Format and Mount
Formatting a device/volume erases all existing data on a device, if a file system already exists on the target device/volume. If you need to retain the data on your volume, you should skip to the
mount section below.
You can verify the device name that your attached volume will have in your instance in the Attached To column on the
Volumes | Volumes page on your Nectar dashboard.
In your instance you can see the attached Volume as a Block Device using the lsblk (list block devices) command.
$ lsblk NAME MAJ:MIN RM SIZE RO TYPE MOUNTPOINT vda 252:0 0 10G 0 disk └─vda1 252:1 0 10G 0 part / vdb 252:16 0 60G 0 disk /mnt vdc 252:32 0 65G 0 disk
Depending on how you created your volume, it may not have a file system and you need to create one before mounting, i.e. format the device. The exact format command syntax is dependent on the virtual machine’s operating system and the type of file system you need. The example below formats the volume attached as
/dev/vdc’ in the Ubuntu-based instance using the
$ sudo mkfs -t ext4 /dev/vdc
To make your volume/device available to the operating system you need to mount it on a directory called a mount point. You can mount your device using an in-memory-only mount, but the mount will be lost upon rebooting your instance. We recommend you configure the mounting of your device/volume filesystem persistently using the configuration file
/etc/fstab.
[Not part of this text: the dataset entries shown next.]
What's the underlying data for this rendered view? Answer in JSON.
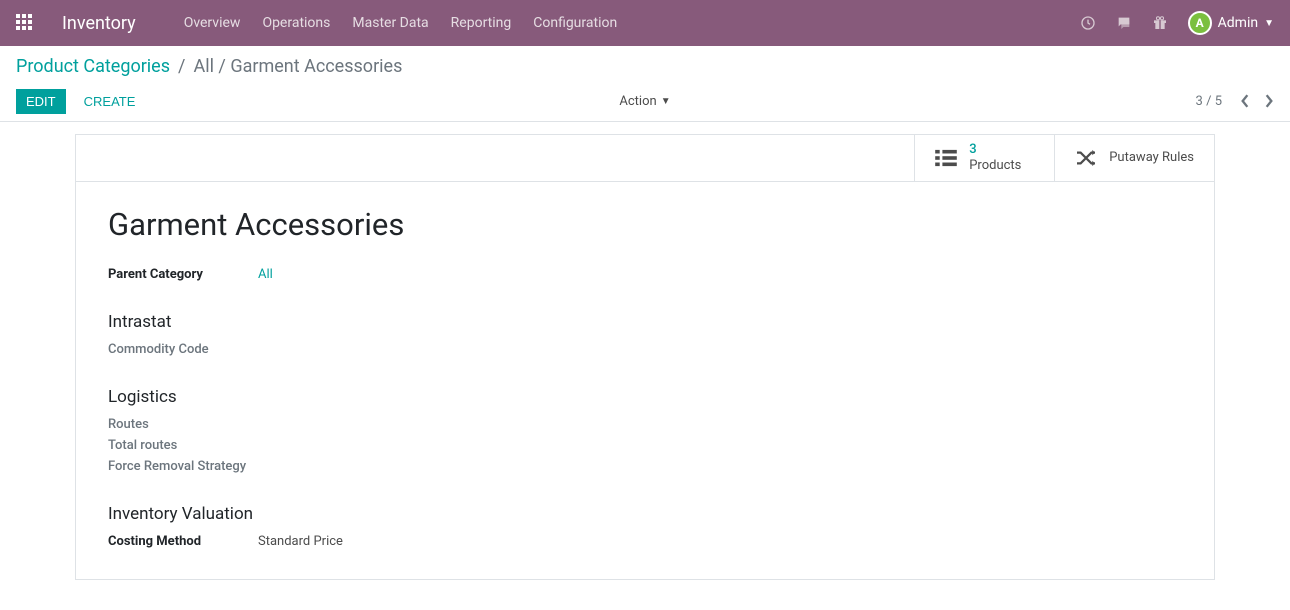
{
  "topbar": {
    "brand": "Inventory",
    "menu": [
      "Overview",
      "Operations",
      "Master Data",
      "Reporting",
      "Configuration"
    ],
    "user": "Admin"
  },
  "breadcrumb": {
    "root": "Product Categories",
    "current": "All / Garment Accessories"
  },
  "buttons": {
    "edit": "Edit",
    "create": "Create",
    "action": "Action"
  },
  "pager": {
    "current": "3",
    "total": "5"
  },
  "stat": {
    "products_count": "3",
    "products_label": "Products",
    "putaway_label": "Putaway Rules"
  },
  "record": {
    "title": "Garment Accessories",
    "parent_category_label": "Parent Category",
    "parent_category_value": "All",
    "intrastat_title": "Intrastat",
    "commodity_code_label": "Commodity Code",
    "logistics_title": "Logistics",
    "routes_label": "Routes",
    "total_routes_label": "Total routes",
    "force_removal_label": "Force Removal Strategy",
    "valuation_title": "Inventory Valuation",
    "costing_method_label": "Costing Method",
    "costing_method_value": "Standard Price"
  }
}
In both examples we will create a mount point called
In memory only
You can use below commands to create a mount point called
/pvol and to mount the device
/dev/vdc at that mount point.
$ sudo mkdir /pvol $ sudo mount /dev/vdc /pvol -t auto
To ensure that your Volume is remounted after a reboot of your instance, you should configure it in the file
First create the mount point
$ sudo mkdir /pvol
Then use a text editor to open the
/etc/fstab file. You can do this with the command below. We are using the nano text editor in this example but you can use whichever text editor your prefer, just replace nano with the name of the text editor (Vim etc).
sudo nano /etc/fstab
You can then add the following line to
/dev/vdc is the device you’re mounting and
/pvol is the its target mount point.
/dev/vdc /pvol auto defaults,nofail 0 2
After adjusting the
/etc/fstab file you need to initiate any changes. Use the mount all command:
$ sudo mount --all
You may have to change ownership or write privileges to enable writing to the ephemeral storage, using chown, chgrp or chmod, e.g.
$ sudo chown ubuntu:ubuntu /pvol
Your use-case or operating system may require different details or a different approach than this example.